_What you are asked to do_. In the data below, find every line with the word "Programador" and copy it out.
Records shown START
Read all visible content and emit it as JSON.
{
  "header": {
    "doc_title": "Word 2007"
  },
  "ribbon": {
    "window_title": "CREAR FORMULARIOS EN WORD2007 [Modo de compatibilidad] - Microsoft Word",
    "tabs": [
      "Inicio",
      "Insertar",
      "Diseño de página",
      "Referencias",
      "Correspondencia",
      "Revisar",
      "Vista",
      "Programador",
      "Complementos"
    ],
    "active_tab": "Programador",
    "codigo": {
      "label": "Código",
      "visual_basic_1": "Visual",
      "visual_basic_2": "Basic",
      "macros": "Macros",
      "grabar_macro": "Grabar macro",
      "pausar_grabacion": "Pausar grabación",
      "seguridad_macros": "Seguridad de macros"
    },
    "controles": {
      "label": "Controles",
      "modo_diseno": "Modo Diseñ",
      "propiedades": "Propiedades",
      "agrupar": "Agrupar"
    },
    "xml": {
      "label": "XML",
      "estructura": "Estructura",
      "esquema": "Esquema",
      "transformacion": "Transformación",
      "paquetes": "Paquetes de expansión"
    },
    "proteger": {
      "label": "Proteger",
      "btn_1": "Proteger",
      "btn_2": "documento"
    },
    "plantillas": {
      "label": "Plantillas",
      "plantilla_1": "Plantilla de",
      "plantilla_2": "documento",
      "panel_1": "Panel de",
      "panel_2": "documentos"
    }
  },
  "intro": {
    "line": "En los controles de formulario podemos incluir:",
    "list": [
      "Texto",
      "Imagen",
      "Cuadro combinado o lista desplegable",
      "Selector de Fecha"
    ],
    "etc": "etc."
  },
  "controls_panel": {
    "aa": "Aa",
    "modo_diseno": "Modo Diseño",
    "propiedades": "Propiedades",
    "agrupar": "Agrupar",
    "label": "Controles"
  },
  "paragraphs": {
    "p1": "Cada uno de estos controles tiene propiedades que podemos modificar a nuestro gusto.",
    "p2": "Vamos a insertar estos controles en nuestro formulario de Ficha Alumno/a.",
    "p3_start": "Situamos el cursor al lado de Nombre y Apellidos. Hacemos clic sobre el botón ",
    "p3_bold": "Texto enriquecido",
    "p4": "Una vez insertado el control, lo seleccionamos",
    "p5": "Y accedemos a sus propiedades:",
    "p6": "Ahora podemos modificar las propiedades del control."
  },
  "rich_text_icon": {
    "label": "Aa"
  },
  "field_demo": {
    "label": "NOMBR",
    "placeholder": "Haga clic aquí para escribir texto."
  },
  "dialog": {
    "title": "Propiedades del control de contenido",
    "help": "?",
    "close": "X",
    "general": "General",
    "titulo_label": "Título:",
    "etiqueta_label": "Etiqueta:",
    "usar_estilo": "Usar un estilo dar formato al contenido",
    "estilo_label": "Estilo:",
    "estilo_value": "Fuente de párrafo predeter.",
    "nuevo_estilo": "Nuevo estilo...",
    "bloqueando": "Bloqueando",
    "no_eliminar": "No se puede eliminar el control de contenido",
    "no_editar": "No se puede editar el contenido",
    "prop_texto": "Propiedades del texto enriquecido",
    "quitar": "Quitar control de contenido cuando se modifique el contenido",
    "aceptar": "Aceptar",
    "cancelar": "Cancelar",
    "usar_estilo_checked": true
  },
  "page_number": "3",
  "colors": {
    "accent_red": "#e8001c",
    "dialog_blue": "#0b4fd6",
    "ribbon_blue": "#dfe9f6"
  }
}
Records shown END
_Exercise result_.
      "Programador",
    "active_tab": "Programador",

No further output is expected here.